My grandfather died before I was even 2 years old. I have one hazy memory of him. I was snacking on raisins sitting on a dark windowsill in his room while he lay in bed talking to my mom. He was already dying. I didn’t know that yet though. Eventually, my mom picked me up onto his bed to talk to him too. I think I offered to share my raisins.
My grandfather was in the insurance business. He’d been a janitor at the local grade school when the cancer took over.
I have many more memories of my grandmother, but still not enough. I remember we used to pick her up and take her shopping, and she always liked to buy me little presents. I always loved hearing her call my mother by her real name, sometimes in that same tone that my mother used on me. She died when I was just 4.
She worked in the cafeteria at my mom’s grade school once my mother and her 4 siblings were all in school. After that, she helped clean their priests’ homes and helped out at their church through various committees.
My grandfather died of colon cancer. He had gotten cancer once before, in 1988, and it spread from there. In 1990, the symptoms returned, and it spread to his spine. It was too late for radiation to save him. Once it was in his brain, they told him he had 6 months to live. He was dead within that time. My mother and her siblings watched him die that year, and my mother found him the day he died.
He was only 58 years old. That is just 3 years older than my father is right now.
My grandmother had a family history of heart problems, and had a heart attack the year my parents were married in 1987. She had open-heart surgery, a triple-bypass. They grafted veins from her leg into her heart. My mother describes her scars in the hospital as very scary.
In November 1993, she walked to church on an overly cold morning, much like this November. At Sunday mass that day, she had another heart attack. They stopped the service, did CPR, and waited for the paramedics.
It was a massive heart attack, and they never got her back. She was only 61 years old.
Both of them died from health issues related to tobacco. My grandfather smoked cigarettes and a pipe for more than 40 years. He didn’t stop smoking either time he found out he had cancer. It made him dizzy as the end neared. And when he asked for cigarettes on his deathbed, my mother hated to give them to him. My grandma lived in secondhand smoke their entire marriage, for 36 years.

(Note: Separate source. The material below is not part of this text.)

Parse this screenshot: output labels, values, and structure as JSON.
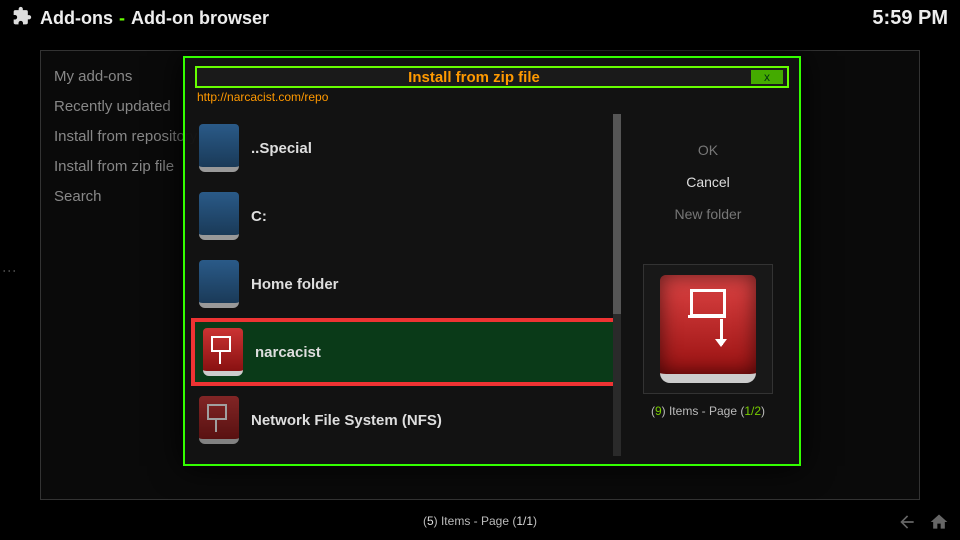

Both colon cancer, among many other kinds of cancer, and heart problems have been directly tied to cigarette smoke.
My mother was raised in smoke. Everybody did it back then. She didn’t really dislike it until she moved out, and then her parents died.
“I just wish that there never was such a thing as smoking. That there was no vice like that, because so many people are addicted, and it took such a toll on their health. And I really resent the fact that I’ve grown up most of my life without my parents,” my mother said.
“I was 28 when my dad died and 31 when my mom died. I remember feeling like, even though I was an adult, like an orphan. I’m only in my 20’s, why would I lose both my parents within 2 and a half years?”
“I do think that smoking definitely had something to do with it. It had to have caused some of the illness for both of them,” she said.
Tobacco use is the #1 cause of preventable disease and death across the world. And according to the American Lung Association, its effects claim 393,000 American lives each year.
More than 20 million people have died from smoking and secondhand smoke in the past 50 years, and most of you probably have a story of loved ones lost, like my family’s.
2014 marked 50 years of progress. 50 years since the Surgeon General came out against smoking. And we’ve done a lot. According to new reports from the Surgeon General, half as many American adults smoke. And Yale University research estimates that 8 million people’s lives have been saved because of it.
But 42 million American adults and more than 3.5 million middle and high school students still smoke. Which is why it’s time for you to take a stand for yourself and your family.
My mom has always pushed that my brother and I never pick up smoking. We have been lucky, but not everyone learns the legacy tobacco has had on their family.
Talk to your kids. Make sure that they know not only the dangers, but also that this can affect them. It is not some far-off stat that could never happen to them. Share your stories and the stories of those who can’t.
Make a plan to quit. Get ready, and take action. Don’t put off your health and your future. Start a new family legacy of quitting tobacco.
Find resources to help you quit at the American Cancer Association.
Health Alliance members can use our Quit For Life stop smoking program, which had helped more than 2 million people over the past 30 years. For more information, visit QuitNow.net or call 1-866-QUIT-4-LIFE (1-866-784-8454).
Your healthy change starts taking effect right now. Don’t put it off.
*All statistics are from the American Lung Association and the American Cancer Association. My mother’s name is Mary Kay Shields, and I thank her for giving me permission to share our family’s story. I cannot imagine having to go the rest of my life without her or my father.